[App and web page records]

──────────────────────────────

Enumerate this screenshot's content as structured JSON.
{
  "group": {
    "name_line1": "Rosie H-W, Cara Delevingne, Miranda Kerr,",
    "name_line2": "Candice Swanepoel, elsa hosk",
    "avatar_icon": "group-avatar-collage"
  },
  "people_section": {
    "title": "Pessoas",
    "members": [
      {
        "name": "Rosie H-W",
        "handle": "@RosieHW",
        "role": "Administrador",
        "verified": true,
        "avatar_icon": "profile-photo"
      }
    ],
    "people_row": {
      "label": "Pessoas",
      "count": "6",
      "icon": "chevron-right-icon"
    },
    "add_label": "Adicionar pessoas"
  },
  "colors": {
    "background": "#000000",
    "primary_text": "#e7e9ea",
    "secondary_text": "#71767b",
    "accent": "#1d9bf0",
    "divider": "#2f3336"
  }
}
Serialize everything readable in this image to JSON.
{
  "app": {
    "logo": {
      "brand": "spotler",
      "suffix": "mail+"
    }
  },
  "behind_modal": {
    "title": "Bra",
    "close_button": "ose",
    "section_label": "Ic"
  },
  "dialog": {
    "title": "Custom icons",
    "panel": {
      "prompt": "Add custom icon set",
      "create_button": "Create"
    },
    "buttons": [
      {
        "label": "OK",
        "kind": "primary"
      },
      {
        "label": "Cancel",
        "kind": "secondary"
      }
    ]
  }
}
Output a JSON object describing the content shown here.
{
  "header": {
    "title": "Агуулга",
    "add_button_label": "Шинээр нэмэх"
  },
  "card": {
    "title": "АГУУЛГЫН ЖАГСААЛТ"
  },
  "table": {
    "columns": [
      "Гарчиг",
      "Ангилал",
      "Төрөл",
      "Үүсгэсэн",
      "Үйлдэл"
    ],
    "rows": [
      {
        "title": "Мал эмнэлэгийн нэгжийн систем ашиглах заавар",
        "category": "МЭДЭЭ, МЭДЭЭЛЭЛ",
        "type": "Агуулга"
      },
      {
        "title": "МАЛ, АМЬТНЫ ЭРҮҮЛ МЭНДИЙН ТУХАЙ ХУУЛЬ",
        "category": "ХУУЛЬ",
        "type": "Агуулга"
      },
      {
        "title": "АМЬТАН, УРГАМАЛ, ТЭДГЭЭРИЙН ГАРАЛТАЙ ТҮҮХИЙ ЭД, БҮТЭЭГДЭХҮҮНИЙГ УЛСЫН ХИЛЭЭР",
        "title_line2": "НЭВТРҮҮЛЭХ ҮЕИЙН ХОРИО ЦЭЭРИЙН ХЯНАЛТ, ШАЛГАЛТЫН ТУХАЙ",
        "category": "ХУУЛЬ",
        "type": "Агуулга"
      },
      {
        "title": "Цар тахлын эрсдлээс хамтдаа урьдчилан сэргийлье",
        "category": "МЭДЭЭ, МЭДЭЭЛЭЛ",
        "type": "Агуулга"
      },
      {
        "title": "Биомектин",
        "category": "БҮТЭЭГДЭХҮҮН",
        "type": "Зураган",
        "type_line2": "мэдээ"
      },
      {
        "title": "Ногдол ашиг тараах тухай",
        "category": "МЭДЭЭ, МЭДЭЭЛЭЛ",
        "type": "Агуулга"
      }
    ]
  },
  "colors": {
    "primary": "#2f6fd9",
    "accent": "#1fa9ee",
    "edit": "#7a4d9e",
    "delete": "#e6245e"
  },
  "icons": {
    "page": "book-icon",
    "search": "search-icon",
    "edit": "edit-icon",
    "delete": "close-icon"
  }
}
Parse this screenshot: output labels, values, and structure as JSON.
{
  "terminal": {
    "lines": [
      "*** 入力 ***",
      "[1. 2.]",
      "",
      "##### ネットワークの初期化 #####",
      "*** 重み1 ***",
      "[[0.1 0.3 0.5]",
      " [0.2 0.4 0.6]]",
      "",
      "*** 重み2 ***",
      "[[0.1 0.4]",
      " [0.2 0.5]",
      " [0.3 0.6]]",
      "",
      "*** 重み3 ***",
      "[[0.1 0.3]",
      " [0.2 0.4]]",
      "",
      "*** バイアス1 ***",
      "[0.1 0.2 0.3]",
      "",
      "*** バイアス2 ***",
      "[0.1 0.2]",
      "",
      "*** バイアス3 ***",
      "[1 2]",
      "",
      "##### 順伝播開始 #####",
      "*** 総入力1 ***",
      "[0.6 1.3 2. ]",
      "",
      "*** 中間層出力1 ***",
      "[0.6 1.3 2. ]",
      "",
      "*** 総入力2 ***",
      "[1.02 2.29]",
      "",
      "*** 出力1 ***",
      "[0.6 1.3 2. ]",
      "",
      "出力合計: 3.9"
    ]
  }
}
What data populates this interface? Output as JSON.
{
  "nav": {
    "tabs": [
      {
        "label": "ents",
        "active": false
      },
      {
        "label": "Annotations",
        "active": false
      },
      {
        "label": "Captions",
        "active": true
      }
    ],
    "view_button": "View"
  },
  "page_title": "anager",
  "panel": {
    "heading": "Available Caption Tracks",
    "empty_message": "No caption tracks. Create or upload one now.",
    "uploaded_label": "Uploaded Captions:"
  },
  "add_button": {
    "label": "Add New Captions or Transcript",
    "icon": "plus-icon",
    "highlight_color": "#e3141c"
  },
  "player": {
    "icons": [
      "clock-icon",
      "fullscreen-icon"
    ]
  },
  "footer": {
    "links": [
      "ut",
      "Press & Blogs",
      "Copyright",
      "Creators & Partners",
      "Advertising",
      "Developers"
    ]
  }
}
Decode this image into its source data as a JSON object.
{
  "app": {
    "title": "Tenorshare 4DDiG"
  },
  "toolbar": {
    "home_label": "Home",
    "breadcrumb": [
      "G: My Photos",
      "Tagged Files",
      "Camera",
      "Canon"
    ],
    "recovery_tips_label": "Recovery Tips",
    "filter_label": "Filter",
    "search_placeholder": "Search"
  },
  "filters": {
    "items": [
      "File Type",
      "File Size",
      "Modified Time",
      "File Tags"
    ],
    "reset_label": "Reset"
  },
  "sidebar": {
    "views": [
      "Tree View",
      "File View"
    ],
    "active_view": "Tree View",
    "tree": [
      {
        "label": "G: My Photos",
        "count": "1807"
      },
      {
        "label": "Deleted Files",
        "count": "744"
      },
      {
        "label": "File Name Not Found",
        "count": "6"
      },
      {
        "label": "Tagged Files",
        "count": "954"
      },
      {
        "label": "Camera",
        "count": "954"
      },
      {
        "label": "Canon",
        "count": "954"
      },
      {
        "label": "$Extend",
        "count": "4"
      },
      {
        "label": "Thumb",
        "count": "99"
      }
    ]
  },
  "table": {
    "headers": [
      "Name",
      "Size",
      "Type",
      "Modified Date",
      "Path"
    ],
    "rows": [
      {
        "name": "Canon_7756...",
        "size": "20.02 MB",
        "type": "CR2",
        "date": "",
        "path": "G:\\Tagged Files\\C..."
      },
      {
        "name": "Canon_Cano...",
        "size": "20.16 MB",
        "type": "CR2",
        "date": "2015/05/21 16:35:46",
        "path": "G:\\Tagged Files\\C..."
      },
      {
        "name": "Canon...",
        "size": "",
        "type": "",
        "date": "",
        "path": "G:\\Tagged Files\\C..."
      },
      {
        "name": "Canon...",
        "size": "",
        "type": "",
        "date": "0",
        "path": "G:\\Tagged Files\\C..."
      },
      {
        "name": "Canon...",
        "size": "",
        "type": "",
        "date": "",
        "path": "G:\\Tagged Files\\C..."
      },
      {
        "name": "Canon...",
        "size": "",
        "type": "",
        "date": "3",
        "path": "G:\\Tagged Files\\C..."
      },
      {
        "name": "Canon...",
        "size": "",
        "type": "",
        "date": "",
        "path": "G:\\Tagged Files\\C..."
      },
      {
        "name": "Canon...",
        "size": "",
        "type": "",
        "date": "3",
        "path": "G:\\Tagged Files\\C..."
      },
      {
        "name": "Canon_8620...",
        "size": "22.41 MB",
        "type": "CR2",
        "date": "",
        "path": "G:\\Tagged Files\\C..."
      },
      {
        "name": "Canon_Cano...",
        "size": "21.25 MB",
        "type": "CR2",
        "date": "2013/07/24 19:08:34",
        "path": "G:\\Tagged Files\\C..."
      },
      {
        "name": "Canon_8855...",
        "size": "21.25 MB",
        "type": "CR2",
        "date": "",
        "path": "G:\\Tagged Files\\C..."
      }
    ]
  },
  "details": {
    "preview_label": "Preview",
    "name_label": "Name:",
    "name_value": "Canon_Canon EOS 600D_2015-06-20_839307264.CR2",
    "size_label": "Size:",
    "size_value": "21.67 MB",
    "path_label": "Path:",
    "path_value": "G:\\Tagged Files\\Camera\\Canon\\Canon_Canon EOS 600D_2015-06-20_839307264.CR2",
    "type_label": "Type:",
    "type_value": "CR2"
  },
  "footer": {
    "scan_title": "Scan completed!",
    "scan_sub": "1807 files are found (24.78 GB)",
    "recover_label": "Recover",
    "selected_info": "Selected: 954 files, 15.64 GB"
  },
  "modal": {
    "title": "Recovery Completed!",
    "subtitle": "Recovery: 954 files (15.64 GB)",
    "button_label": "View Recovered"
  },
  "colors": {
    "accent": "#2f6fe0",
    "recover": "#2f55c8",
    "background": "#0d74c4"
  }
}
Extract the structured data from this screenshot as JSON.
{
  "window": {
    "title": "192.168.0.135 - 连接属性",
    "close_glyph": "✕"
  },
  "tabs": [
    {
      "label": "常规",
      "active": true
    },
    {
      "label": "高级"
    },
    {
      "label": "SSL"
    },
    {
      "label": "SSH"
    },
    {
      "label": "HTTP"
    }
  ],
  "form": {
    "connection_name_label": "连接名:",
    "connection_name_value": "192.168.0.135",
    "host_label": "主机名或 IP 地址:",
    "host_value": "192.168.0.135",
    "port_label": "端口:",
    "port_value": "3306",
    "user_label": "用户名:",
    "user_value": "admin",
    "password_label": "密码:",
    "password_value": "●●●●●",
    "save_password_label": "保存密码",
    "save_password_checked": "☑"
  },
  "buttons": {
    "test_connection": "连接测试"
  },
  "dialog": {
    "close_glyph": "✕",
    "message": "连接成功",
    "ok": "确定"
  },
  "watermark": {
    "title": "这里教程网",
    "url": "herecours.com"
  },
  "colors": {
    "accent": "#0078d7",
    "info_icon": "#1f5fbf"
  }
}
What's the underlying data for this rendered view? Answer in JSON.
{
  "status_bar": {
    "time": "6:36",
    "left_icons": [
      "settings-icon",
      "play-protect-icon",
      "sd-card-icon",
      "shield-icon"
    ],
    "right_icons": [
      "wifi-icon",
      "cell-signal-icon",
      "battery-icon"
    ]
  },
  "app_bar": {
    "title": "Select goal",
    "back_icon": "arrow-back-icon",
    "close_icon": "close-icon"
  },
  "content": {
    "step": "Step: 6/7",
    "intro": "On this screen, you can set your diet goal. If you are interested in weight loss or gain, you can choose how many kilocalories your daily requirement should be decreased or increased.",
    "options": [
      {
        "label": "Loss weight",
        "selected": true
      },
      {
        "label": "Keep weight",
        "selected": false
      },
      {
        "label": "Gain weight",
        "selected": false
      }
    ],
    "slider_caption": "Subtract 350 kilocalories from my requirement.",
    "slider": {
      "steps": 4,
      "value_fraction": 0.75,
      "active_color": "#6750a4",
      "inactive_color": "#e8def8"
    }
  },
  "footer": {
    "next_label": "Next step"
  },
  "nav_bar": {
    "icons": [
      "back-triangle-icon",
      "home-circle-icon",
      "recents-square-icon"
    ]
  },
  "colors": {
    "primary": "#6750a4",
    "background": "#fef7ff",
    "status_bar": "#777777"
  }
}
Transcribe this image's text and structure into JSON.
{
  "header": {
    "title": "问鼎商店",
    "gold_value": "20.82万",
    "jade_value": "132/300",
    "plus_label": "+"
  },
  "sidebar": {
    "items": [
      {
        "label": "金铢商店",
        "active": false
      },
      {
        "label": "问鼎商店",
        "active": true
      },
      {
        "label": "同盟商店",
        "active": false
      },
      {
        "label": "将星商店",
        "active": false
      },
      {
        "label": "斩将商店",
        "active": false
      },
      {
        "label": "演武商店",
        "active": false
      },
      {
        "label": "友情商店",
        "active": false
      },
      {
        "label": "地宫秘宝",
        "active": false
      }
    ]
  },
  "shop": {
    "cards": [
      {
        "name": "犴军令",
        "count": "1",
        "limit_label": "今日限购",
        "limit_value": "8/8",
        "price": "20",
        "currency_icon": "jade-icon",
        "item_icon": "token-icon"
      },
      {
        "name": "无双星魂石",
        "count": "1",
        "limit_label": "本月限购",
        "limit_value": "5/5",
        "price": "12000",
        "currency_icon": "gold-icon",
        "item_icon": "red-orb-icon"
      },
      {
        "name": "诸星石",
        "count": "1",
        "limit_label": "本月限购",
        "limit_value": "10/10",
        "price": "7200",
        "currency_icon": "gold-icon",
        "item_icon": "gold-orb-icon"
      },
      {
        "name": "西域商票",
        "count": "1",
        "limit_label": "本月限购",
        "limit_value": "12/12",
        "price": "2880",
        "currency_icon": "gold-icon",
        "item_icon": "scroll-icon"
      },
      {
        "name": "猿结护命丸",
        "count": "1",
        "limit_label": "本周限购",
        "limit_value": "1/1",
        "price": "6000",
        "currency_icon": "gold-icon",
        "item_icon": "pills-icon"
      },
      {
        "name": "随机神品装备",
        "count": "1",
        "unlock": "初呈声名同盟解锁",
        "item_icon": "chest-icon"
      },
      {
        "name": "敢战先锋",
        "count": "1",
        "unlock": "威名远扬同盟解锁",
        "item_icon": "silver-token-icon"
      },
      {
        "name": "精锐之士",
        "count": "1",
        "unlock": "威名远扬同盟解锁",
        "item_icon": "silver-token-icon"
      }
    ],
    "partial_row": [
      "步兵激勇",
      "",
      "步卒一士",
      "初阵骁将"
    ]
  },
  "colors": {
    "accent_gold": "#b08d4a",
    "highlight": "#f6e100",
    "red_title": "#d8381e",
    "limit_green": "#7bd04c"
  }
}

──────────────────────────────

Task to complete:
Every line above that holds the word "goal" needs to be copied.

Exercise result:
    "title": "Select goal",
    "intro": "On this screen, you can set your diet goal. If you are interested in weight loss or gain, you can choose how many kilocalories your daily requirement should be decreased or increased.",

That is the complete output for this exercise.